I finally got around to watching the first episode of the new series of Cosmos this afternoon.
I was a geek before anyone had heard the word. In the first grade I was reading Asimov non-fiction novels at the rate of one or two each week.
I was restricted in the amount of TV I could watch, but the whole family gathered around the TV to watch Mutual of Omaha's Wild Kingdom. And when Carl Sagan came out with Cosmos, my parents happily let me watch it.
This may not seem like a big deal to kids today, but back then... it was. We had 1 television in the house. And only 4 channels. With 2 parents and 3 kids, choosing a TV program was a major decision. And choosing PBS instead of one of the big 3? Best not talk about that.
Cosmos was a dear friend to me growing up, and when I heard it was being revived, I had severely mixed feelings. On the one hand, I support any program that popularizes and encourages science. On the other hand, I have seen how "science programs" have been turned into "bubblegum bullshit". On the gripping hand, Sagan was one of the "Saints of Science" that helped me to understand and question the universe.
So... I watched the pilot episode of the new Cosmos with trepidation. I feared that it would be a watered-down bubble-gum version written to ensure that nobody was offended.
I was wrong.
And then I heard the phrase that broke down the walls and brought tears to my eyes.
"You... me.... we are all [just] star stuff."
Thank you, Mr. Tyson, for reminding me of all the people who taught me to love the wonder and mystery of science. It is my sincerest hope that you can inspire a new generation the way that Dr. Sagan did for mine.
Now... if you will all excuse me, I'm going to pour another glass of scotch, grab a new box of Kleenex, and watch the next episode.

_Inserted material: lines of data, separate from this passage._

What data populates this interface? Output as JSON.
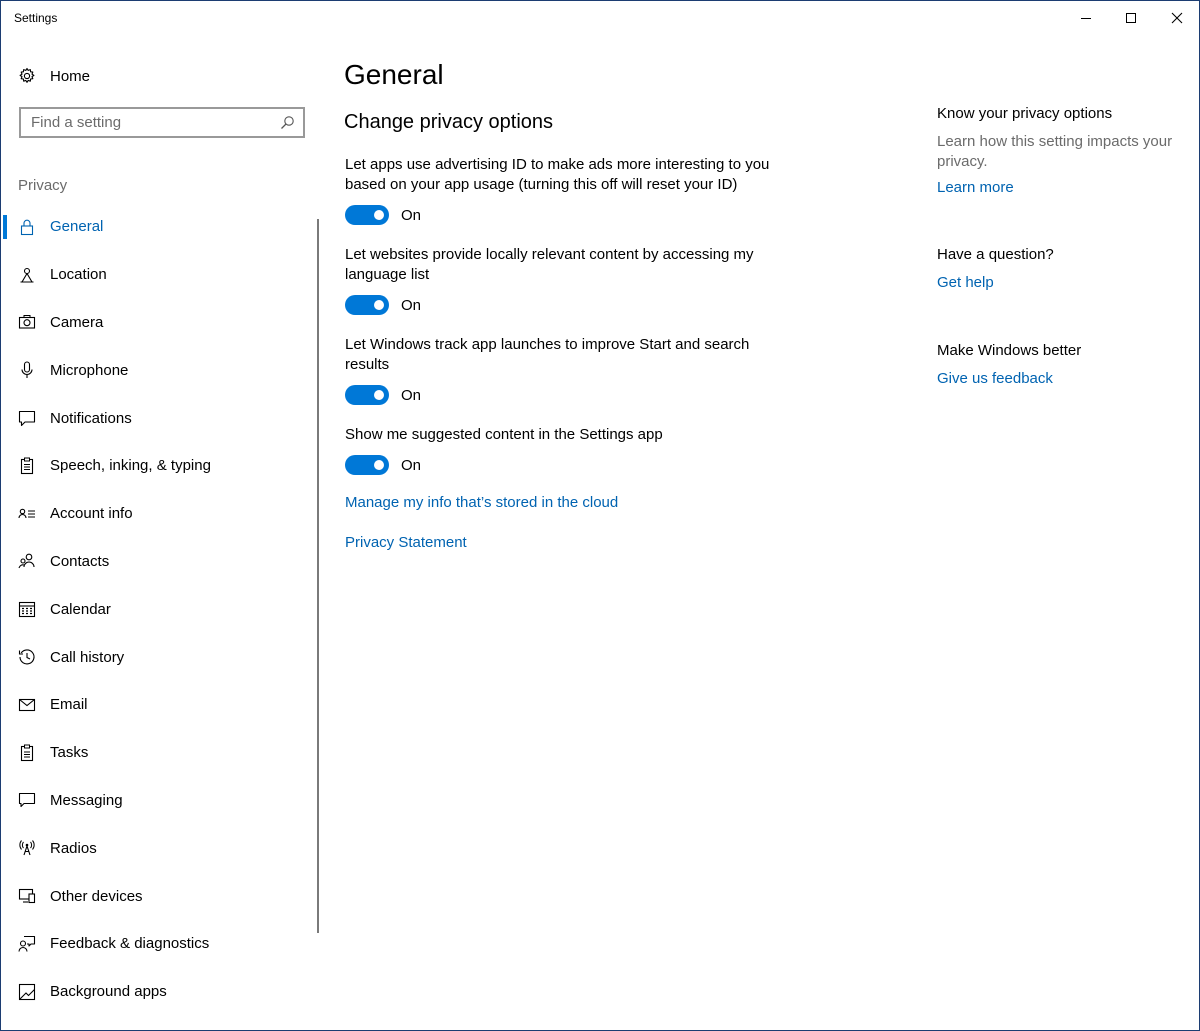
{
  "window": {
    "title": "Settings",
    "accent_color": "#0078d7",
    "link_color": "#0063b1"
  },
  "sidebar": {
    "home_label": "Home",
    "search_placeholder": "Find a setting",
    "section_title": "Privacy",
    "items": [
      {
        "label": "General",
        "icon": "lock-icon",
        "active": true
      },
      {
        "label": "Location",
        "icon": "location-icon"
      },
      {
        "label": "Camera",
        "icon": "camera-icon"
      },
      {
        "label": "Microphone",
        "icon": "microphone-icon"
      },
      {
        "label": "Notifications",
        "icon": "notifications-icon"
      },
      {
        "label": "Speech, inking, & typing",
        "icon": "speech-icon"
      },
      {
        "label": "Account info",
        "icon": "account-info-icon"
      },
      {
        "label": "Contacts",
        "icon": "contacts-icon"
      },
      {
        "label": "Calendar",
        "icon": "calendar-icon"
      },
      {
        "label": "Call history",
        "icon": "call-history-icon"
      },
      {
        "label": "Email",
        "icon": "email-icon"
      },
      {
        "label": "Tasks",
        "icon": "tasks-icon"
      },
      {
        "label": "Messaging",
        "icon": "messaging-icon"
      },
      {
        "label": "Radios",
        "icon": "radios-icon"
      },
      {
        "label": "Other devices",
        "icon": "other-devices-icon"
      },
      {
        "label": "Feedback & diagnostics",
        "icon": "feedback-icon"
      },
      {
        "label": "Background apps",
        "icon": "background-apps-icon"
      }
    ]
  },
  "main": {
    "title": "General",
    "section_heading": "Change privacy options",
    "settings": [
      {
        "description": "Let apps use advertising ID to make ads more interesting to you based on your app usage (turning this off will reset your ID)",
        "state": "On"
      },
      {
        "description": "Let websites provide locally relevant content by accessing my language list",
        "state": "On"
      },
      {
        "description": "Let Windows track app launches to improve Start and search results",
        "state": "On"
      },
      {
        "description": "Show me suggested content in the Settings app",
        "state": "On"
      }
    ],
    "links": {
      "manage_info": "Manage my info that’s stored in the cloud",
      "privacy_statement": "Privacy Statement"
    }
  },
  "aside": {
    "know_heading": "Know your privacy options",
    "know_text": "Learn how this setting impacts your privacy.",
    "learn_more": "Learn more",
    "question_heading": "Have a question?",
    "get_help": "Get help",
    "better_heading": "Make Windows better",
    "feedback_link": "Give us feedback"
  }
}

 My mother actually went down to our small-town library and told them that I would be given an "adult" library card, and allowed to read any book I wanted to. Among the restrictions of the "children's card" was not being allowed to use the paperback exchange. The library had a couple paperback racks that were outside the normal check-out process. Anyone could take from or donate to these racks. That's where I found all the best non-fiction science books.